Monday, September 17, 2007

Serious Games Supporting Cooperative Exchange Of Digital Media

Serious Games as a communal interactive vehicle

Via: Interactive Multimedia Technology

Lynn Marentette states that there are numerous interesting applications developed by university researchers that haven't come to market. Part of the problem, she thinks, is that most of the world isn't yet ready for these innovations. Things seem to be changing a bit, so she is currently highlighting some promising projects from the recent past that warrant revisiting.

Dynamo is a "communal, multi-user surface for sharing and exchanging digital media", according to information from the project's website.

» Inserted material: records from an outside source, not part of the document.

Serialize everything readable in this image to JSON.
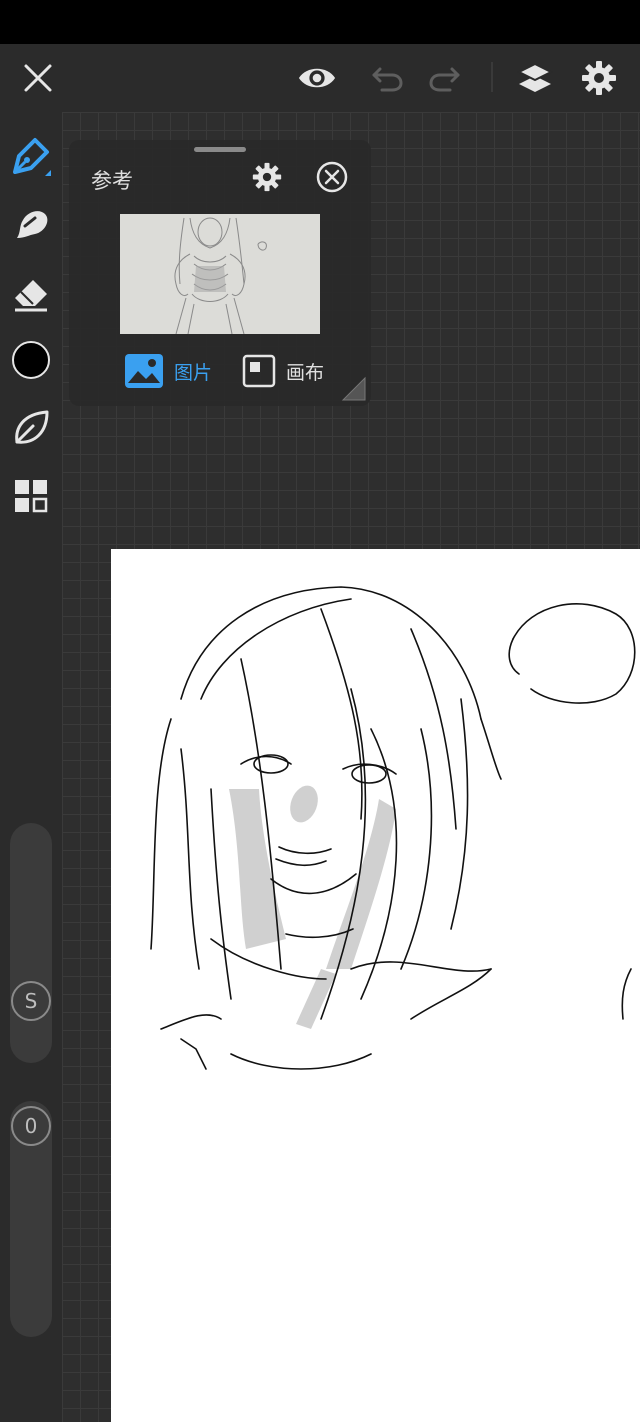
{
  "app": {
    "accent_color": "#3aa0f0",
    "panel_bg": "#2b2b2b",
    "canvas_bg": "#2e2e2e"
  },
  "top_toolbar": {
    "icons": [
      "close-icon",
      "eye-icon",
      "undo-icon",
      "redo-icon",
      "layers-icon",
      "settings-icon"
    ]
  },
  "left_toolbar": {
    "tools": [
      "pen-tool-icon",
      "smudge-tool-icon",
      "eraser-tool-icon",
      "color-swatch",
      "leaf-brush-icon",
      "grid-materials-icon"
    ],
    "current_color": "#000000",
    "size_slider_label": "S",
    "opacity_slider_label": "0"
  },
  "reference_panel": {
    "title": "参考",
    "tabs": [
      {
        "label": "图片",
        "active": true
      },
      {
        "label": "画布",
        "active": false
      }
    ]
  }
}
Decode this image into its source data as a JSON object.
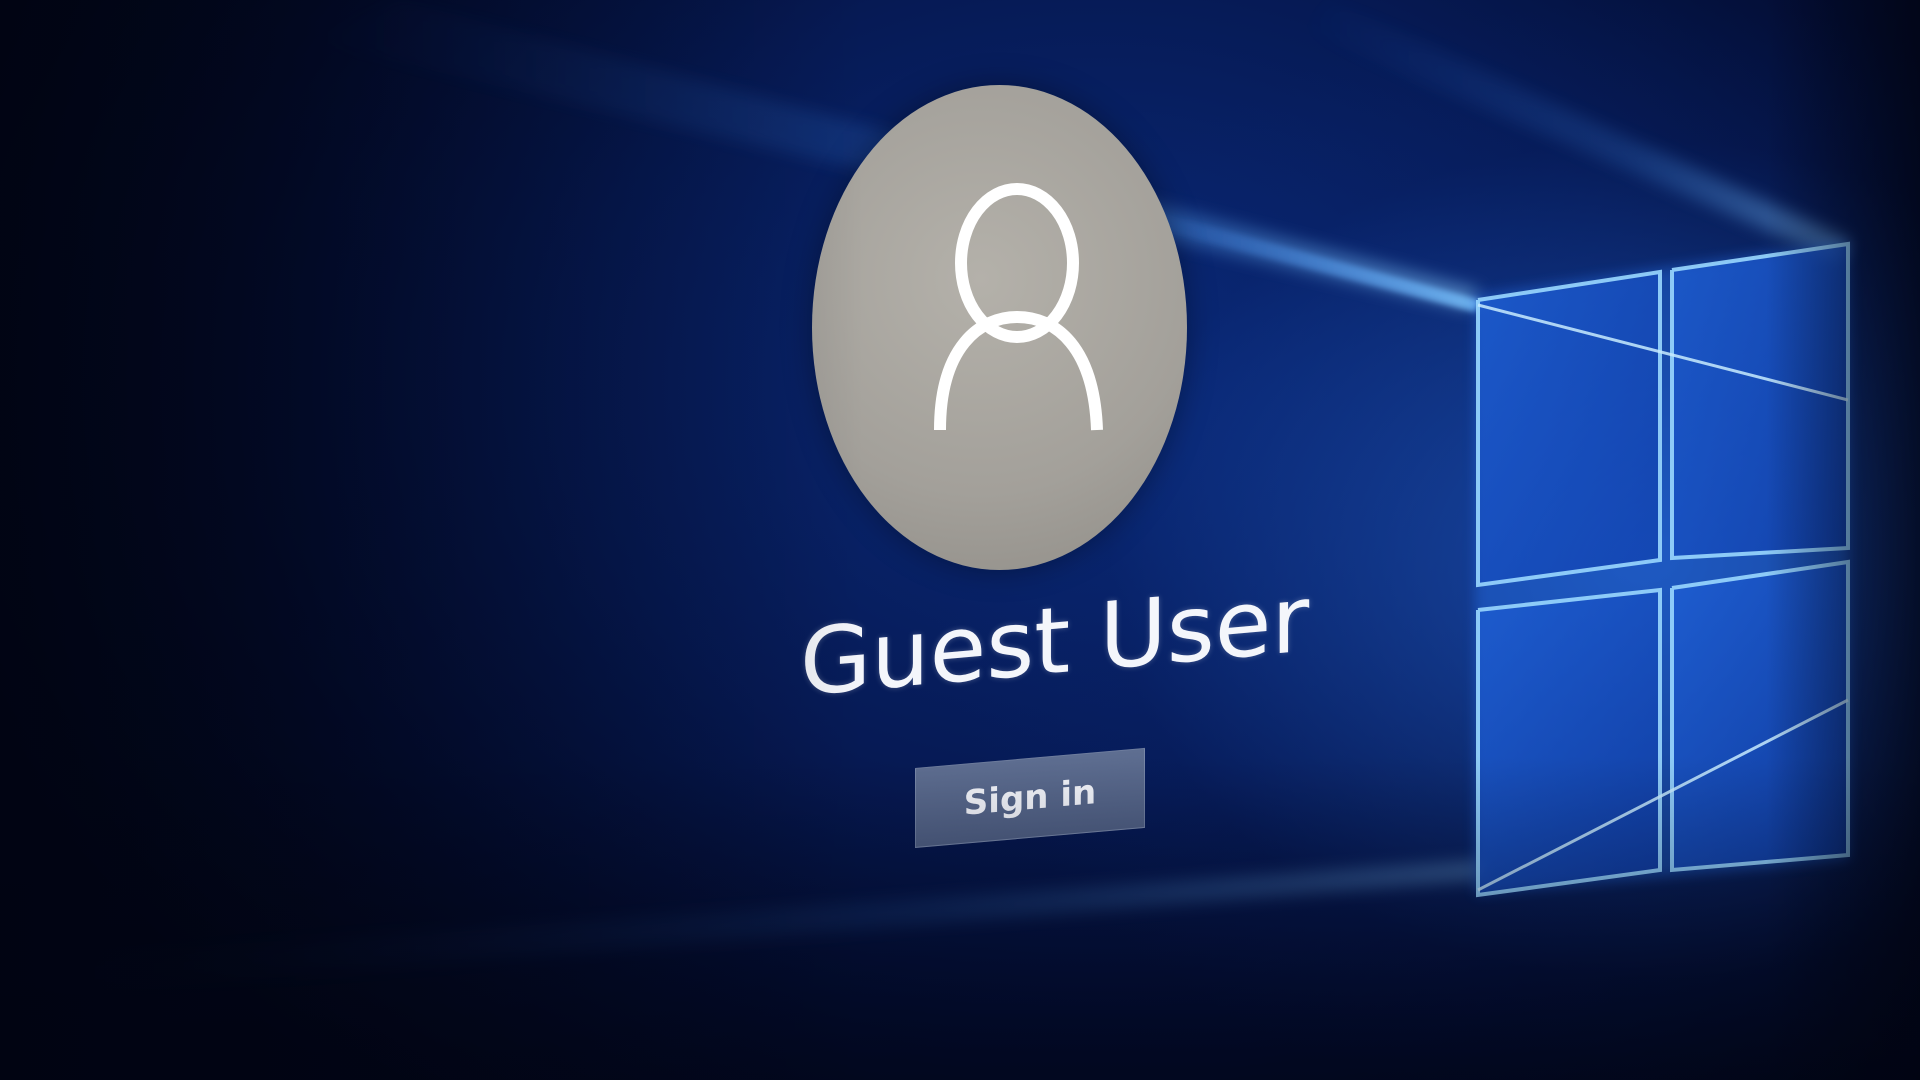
{
  "lock_screen": {
    "user": {
      "name": "Guest User",
      "avatar_icon": "user-silhouette-icon"
    },
    "sign_in_label": "Sign in",
    "background": {
      "logo": "windows-logo-icon",
      "accent_color": "#1f6fe8",
      "base_color": "#061a55"
    }
  }
}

Dynamo is a situated display system, normally configured to use two large, publicly visible wall displays. Dynamo is multi-user. This means that each user has their own pointer on the communal display. This may be via their own laptop, tablet PC, or via wireless mice & keyboards provided.

Dynamo is designed for installation in community spaces: tese are the kind of places where people cross paths and often come to socialize and interact informally.

Dynamo supports a range of activities, from asynchronous 'noticeboard' type activities to synchronous 'show, tell & share' activities. Dynamo allows people to interact together. This means that traditionally solitary activities like browsing the web can become sociable group activities, where you sit together and share a big screen, on which you can click into each other's windows and give each other links.

"The idea is for it to be installed in public community centers, like cafes, bars, libraries and other places where people get together and share experiences, but usually only have lightweight technology on them - like mp3 players and digital cameras.

Dynamo allows people to plug-in these personal devices via USB2, and place files onto the wall by drag and drop (e.g. music, photos, videos, office docs or live web-pages) via it's multi-user UI."

The project was a joint effort between the Mixed Reality Lab at Nottingham University and the Interact Lab at Sussex University.